Isn’t the growth of the ultra-Orthodox population itself producing a much more hardened right wing that is less open to compromise on land?
The growth of the ultra-Orthodox population—now about 9 percent of Israeli society—is worrying, but not for the reason you cite. The ultra-Orthodox want more theocracy and oppose religious pluralism, but they are not an obstacle to an eventual peace agreement. The ultra-Orthodox Shas party, which represents Sephardic voters, is on record as supporting the principle of land for peace. The ultra-Orthodox have their agenda, especially ensuring continued government funding for their institutions and continued draft deferments for their young men who study in yeshiva, or religious academies. They are extreme in religious observance, but generally not in issues of war and peace.
How ominous for Israel is the phenomenon of Jewish terrorism?

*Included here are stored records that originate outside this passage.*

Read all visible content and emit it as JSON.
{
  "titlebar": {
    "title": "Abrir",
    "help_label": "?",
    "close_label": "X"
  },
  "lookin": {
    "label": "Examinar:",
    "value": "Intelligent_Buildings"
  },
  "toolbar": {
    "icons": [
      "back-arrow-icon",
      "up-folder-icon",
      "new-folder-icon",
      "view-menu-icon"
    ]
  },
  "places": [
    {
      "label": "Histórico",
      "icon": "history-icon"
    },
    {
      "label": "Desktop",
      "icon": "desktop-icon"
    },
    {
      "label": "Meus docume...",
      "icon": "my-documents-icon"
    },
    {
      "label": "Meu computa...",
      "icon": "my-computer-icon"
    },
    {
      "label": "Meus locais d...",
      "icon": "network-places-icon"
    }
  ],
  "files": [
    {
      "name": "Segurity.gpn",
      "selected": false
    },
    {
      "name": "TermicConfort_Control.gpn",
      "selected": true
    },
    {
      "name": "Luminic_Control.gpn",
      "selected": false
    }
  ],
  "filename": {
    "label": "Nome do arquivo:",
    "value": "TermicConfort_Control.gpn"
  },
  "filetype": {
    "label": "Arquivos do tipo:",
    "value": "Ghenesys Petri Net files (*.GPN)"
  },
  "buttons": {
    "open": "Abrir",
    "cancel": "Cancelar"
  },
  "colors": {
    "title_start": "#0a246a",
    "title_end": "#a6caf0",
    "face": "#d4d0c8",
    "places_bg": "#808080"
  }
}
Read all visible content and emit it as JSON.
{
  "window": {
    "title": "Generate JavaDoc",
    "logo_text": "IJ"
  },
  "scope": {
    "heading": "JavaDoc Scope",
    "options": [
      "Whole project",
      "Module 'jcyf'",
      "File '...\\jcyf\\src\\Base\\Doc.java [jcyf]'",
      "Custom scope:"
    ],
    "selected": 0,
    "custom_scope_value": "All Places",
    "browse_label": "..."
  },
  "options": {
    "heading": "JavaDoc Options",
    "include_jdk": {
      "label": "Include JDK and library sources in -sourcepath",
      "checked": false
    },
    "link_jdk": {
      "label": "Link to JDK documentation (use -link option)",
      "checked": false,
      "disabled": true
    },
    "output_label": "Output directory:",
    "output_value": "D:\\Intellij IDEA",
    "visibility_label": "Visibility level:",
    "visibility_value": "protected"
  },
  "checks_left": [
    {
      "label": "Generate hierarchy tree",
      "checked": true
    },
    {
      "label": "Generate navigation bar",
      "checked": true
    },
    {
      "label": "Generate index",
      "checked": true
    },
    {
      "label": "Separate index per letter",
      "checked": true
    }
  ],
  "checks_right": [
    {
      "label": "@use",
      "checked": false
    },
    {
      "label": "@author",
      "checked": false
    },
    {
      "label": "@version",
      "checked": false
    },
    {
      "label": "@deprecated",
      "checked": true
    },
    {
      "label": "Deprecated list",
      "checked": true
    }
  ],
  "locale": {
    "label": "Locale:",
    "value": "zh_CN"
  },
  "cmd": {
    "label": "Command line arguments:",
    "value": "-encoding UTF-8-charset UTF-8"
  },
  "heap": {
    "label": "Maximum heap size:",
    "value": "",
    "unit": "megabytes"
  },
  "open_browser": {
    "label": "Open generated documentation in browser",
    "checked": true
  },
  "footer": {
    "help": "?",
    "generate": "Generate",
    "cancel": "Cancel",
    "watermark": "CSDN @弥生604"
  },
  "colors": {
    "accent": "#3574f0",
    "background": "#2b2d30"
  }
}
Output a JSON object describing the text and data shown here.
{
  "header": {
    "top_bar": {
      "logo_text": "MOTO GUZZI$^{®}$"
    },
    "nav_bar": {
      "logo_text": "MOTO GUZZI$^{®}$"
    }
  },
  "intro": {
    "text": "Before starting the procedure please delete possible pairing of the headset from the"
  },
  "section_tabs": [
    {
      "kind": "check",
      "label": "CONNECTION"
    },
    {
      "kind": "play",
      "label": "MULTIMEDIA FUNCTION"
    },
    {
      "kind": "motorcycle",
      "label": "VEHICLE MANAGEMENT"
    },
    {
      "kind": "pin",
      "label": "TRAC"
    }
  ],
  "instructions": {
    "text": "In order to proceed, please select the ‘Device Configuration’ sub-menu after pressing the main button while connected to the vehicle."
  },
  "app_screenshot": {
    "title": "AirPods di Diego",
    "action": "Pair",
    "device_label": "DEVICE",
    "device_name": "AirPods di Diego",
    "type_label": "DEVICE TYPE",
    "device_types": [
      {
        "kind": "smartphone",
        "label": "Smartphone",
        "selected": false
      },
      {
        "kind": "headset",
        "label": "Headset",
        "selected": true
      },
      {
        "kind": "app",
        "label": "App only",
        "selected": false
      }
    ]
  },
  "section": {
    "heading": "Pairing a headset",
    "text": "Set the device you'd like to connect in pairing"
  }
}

Religious-based terrorism is perhaps the most insidious form of terror—spiritually, because it debases God’s name and poisons religion, and practically, because it draws from the most potent sources of human inspiration and so is especially hard to uproot. The homegrown Jewish terrorism we’re dealing with today in Israel is in essence religious. It seeks to “purify” the land from other peoples and faiths. It’s also a revolt against Israel as a secular democratic state.
Until now, Israeli society hasn’t taken this threat as seriously as it must. Partly because the numbers of terrorists are small, it can be dismissed as peripheral. But there’s a new realization, even within the government, that this is undermining our society.
The turning point happened in August with two nearly simultaneous atrocities: at the Gay Pride parade in Jerusalem, a 16-year-old girl was murdered by an ultra-Orthodox Jew, and in an arson attack against two homes in a Palestinian village, two family members were burned to death, including a baby. The antigay attacker was a lone wolf, but the terrorists who attacked the Palestinian family were almost certainly organized.
With civil war in Syria, the emergence of ISIS, and the growing power of Iran, a new Middle East seems to be in the making. The Israeli-Palestinian conflict has become in some ways a sideline to these other developments. What do you see emerging out of these developments with regard to Israel/Palestine?
For the first time since the collapse of the Oslo process in 2000, I feel a small stirring of optimism and can see a way out. The defining conflict in the Middle East is no longer between Arabs and Israelis but between Sunnis and Shi‘ites. Much of the West hasn’t yet internalized this historic shift. The Saudis are now meeting regularly with Israelis and even allowing those meetings to become public knowledge. This is unprecedented.
During the Gaza War last year, even as anti-Israel demonstrations were happening in the West, Israel was receiving urgent messages from Sunni leaders demanding that it destroy the Hamas regime. Hamas is especially detested by many Sunnis for making common cause with Shi‘ite Iran—it’s the only Sunni Muslim Brotherhood organization to break ranks in the Sunni-Shi‘ite war.
All of which is to say that the Middle East looks very different from the Middle East than it does from the West. When Israelis looks around the region, what we see is that the most intact society left is Israel. I say that with more anxiety than pride, because this is the region in which I live, in which I’m raising a family. My prayer is for a Middle East in which all its peoples will find their safe place. Ultimately, the success of the Jewish homecoming depends on our finding our place in the Middle East.